SÁNCHEZ, LUIS EMILIANO; DIAZ-PACE, JORGE ANDRÉS; ZUNINO, ALEJANDRO
SCIENCE OF COMPUTER PROGRAMMING
ELSEVIER SCIENCE BV
Año: 2019 vol. 172 p. 264 - 264

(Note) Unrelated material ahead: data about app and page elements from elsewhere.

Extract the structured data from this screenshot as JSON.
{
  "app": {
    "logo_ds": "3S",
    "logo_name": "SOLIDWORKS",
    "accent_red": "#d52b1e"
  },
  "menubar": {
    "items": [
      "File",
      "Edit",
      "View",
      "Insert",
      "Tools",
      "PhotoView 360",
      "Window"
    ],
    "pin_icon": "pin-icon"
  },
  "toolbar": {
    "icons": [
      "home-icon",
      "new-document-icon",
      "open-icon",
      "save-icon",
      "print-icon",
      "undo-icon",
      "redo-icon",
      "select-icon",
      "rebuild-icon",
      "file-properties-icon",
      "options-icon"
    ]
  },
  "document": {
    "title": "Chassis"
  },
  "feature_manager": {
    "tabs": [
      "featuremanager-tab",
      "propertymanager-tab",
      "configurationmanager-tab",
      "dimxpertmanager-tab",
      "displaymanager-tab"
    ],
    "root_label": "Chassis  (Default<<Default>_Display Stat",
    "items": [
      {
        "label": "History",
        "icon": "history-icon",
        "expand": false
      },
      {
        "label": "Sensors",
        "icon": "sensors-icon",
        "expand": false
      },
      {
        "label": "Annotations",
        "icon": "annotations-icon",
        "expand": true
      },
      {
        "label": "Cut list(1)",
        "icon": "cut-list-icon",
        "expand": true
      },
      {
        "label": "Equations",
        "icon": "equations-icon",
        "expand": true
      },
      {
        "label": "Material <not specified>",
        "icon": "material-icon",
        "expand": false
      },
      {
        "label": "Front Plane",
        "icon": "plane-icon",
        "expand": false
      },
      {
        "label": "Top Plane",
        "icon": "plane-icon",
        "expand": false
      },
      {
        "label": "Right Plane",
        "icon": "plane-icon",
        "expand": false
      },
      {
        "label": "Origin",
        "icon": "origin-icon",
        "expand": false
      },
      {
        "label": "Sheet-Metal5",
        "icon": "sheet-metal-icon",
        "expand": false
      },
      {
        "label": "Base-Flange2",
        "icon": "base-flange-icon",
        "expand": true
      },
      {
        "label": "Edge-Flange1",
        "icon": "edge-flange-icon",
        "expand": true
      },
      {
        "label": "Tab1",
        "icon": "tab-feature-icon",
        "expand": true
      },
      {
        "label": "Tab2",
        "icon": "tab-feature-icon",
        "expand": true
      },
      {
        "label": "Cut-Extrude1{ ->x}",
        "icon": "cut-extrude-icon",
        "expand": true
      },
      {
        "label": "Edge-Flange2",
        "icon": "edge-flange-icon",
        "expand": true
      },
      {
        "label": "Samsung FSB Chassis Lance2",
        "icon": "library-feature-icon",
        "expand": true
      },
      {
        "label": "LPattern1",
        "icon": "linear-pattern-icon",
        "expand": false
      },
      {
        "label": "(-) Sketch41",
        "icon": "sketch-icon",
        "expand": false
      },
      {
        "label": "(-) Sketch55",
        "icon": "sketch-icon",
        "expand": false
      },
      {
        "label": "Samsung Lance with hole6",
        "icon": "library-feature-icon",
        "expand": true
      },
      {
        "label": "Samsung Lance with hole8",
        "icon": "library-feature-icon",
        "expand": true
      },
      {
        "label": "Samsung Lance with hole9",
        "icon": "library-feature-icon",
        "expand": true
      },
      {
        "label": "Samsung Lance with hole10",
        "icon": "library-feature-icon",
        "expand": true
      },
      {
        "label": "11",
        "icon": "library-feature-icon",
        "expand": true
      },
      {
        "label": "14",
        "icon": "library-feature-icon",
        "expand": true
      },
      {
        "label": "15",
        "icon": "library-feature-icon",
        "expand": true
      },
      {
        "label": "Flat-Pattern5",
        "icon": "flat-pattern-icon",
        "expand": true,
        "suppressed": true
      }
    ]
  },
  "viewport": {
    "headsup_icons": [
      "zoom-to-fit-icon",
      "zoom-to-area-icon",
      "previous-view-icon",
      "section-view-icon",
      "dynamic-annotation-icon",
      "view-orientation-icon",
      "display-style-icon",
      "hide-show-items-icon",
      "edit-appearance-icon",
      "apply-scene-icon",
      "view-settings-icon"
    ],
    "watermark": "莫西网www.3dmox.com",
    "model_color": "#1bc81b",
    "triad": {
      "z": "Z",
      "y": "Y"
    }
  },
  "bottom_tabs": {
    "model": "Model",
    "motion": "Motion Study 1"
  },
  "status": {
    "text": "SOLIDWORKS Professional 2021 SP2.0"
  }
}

Feature models are a well-known formalism for capturing variability, commonalities and configuration rules of software systems. These models are a compact representation of the set of products in a software product line or configurations of a system at runtime, in terms of features and logical relationships among them. The feature model optimization problem consists of selecting a valid product from the model that satisfies a set of resource or business restrictions and optimizes an objective function commonly related to user preferences. This problem, although computationally intractable, has been addressed in several works with different algorithms. However, these approaches appeal to simplifications of the problem or present drawbacks that limit their application. For example, several approaches do not contemplate feature interactions, and some of them do not guarantee exact solutions or even valid solutions satisfying complex constraints. In this article, we propose a novel algorithm called CSA that overcomes the performance and common weaknesses of existing approaches. CSA can be parameterized with a set of classic search strategies (Backtracking, Branch & Bound, and Best-First Search) and heuristics that allow us to leverage solution optimality and search efficiency. This makes CSA appropriate for automating decisions both at design-time, where exact solutions are generally required, and at run-time, where selection must be done efficiently but sub-optimal solutions are acceptable. The algorithm supports different formats of objective functions, including multi-linear polynomial functions that are capable of representing feature interactions. We present an analysis to validate algorithm properties, and then a series of experiments with synthetic and real models to empirically compare CSA with existing alternatives to show the benefits of our approach. In our analysis, CSA showed to be complete, exact, and scalable for searching approximate solutions. The empirical results showed that the approximate variant of CSA can reach an optimality degree of 99%, against a 84% and 93% reached by other approximate alternatives based on genetic and greedy algorithms respectively. In terms of response time, CSA performed a 72% better than other approximate algorithms. Compared to other exact approaches, CSA improves response time on specific problem types. Furthermore, CSA was evaluated with problem instances involving feature interactions, showing that performance properties scale properly when the number of feature interactions increases.